• **EXERCISE**
Each line below that contains the word "value" must be copied.

• **TASK MATERIAL**
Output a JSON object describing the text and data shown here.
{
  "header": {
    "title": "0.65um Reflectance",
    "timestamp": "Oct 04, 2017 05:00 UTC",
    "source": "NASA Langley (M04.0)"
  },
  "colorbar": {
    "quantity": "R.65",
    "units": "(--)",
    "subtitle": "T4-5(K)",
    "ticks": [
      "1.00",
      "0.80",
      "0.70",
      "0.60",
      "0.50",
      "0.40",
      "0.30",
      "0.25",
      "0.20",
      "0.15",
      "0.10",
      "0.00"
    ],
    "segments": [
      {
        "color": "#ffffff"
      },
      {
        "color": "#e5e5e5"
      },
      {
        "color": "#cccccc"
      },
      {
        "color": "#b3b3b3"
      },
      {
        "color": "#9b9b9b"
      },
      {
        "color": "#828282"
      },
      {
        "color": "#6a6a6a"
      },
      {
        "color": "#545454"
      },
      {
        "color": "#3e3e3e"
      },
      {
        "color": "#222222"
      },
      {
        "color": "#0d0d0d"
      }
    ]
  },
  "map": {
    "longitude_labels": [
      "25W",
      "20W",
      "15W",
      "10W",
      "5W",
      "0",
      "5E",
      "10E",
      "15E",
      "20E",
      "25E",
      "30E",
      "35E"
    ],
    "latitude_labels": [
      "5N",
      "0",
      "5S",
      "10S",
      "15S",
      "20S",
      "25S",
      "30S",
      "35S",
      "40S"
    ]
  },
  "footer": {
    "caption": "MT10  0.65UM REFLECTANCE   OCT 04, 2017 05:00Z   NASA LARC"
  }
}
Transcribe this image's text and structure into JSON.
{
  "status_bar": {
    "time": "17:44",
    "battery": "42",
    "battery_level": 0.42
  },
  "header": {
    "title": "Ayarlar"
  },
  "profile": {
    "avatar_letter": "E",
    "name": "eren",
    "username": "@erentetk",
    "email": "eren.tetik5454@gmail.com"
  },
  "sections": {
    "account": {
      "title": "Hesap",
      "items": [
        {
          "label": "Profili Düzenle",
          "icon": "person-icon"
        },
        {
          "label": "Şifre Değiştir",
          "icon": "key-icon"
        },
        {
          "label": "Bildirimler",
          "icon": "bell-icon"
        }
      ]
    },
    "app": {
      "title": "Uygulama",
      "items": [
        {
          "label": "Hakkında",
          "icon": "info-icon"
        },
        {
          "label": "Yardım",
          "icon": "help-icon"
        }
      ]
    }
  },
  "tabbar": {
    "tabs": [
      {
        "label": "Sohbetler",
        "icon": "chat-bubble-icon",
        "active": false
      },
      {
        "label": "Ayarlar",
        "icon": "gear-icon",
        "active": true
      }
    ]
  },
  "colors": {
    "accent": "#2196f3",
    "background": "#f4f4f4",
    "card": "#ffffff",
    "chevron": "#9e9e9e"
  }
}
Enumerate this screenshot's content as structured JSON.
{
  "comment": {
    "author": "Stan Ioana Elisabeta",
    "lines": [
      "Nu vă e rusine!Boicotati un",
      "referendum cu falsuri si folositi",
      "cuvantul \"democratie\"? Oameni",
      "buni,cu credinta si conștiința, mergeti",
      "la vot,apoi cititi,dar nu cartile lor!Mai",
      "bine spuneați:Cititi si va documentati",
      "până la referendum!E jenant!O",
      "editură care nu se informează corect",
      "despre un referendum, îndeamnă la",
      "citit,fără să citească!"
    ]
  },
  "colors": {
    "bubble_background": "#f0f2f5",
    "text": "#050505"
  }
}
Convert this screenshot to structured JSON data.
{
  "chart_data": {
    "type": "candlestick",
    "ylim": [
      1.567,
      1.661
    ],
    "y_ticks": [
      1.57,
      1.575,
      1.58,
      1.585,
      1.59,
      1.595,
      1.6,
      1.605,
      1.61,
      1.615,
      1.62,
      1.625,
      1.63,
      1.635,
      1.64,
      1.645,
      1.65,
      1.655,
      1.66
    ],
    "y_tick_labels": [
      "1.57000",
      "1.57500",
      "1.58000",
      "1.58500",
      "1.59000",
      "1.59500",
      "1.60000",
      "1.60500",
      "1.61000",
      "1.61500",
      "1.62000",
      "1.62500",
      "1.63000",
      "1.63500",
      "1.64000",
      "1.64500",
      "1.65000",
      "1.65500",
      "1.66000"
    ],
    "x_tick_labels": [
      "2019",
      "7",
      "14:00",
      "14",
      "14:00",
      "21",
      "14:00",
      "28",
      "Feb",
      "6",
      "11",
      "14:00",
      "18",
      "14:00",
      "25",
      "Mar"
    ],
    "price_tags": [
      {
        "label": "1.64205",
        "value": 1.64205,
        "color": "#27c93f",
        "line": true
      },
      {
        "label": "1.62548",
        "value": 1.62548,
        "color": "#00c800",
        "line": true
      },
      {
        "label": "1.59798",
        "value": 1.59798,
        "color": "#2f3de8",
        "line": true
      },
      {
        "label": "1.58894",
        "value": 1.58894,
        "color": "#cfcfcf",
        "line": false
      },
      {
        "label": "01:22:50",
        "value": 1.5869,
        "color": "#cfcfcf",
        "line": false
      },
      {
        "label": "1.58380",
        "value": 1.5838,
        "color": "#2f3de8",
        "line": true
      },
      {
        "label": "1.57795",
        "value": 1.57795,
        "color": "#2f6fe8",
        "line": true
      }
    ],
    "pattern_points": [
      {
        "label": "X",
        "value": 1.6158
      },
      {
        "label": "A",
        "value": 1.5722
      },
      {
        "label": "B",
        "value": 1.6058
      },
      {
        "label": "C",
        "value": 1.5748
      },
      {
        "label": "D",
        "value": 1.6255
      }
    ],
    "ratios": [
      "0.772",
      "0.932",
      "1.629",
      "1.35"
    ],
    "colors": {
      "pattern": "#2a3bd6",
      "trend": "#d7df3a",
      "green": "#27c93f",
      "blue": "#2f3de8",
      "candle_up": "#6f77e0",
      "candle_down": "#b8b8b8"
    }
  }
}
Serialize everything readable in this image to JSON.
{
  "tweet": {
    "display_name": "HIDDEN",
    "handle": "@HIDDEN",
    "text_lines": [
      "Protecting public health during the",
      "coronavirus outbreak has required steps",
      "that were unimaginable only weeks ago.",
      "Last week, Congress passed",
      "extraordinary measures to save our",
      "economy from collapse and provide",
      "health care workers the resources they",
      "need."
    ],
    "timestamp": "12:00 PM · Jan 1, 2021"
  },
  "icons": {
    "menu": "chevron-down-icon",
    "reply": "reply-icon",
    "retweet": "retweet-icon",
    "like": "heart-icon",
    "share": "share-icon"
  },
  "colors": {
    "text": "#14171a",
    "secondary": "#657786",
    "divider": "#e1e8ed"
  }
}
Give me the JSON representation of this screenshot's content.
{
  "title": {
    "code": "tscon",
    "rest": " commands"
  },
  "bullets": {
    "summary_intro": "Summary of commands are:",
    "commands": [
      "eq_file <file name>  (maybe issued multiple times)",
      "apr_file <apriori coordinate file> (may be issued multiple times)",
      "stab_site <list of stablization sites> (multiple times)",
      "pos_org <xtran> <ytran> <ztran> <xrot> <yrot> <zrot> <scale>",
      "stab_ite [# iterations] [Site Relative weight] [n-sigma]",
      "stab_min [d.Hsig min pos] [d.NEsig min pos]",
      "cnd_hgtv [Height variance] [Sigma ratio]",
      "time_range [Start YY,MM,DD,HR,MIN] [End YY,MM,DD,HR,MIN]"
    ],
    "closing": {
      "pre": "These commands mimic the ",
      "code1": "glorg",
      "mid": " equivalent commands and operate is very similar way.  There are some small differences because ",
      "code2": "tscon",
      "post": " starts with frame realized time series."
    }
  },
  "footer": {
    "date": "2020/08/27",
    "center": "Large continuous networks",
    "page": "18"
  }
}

• **EXPECTED OUTPUT**
        "value": 1.64205,
        "value": 1.62548,
        "value": 1.59798,
        "value": 1.58894,
        "value": 1.5869,
        "value": 1.5838,
        "value": 1.57795,
        "value": 1.6158
        "value": 1.5722
        "value": 1.6058
        "value": 1.5748
        "value": 1.6255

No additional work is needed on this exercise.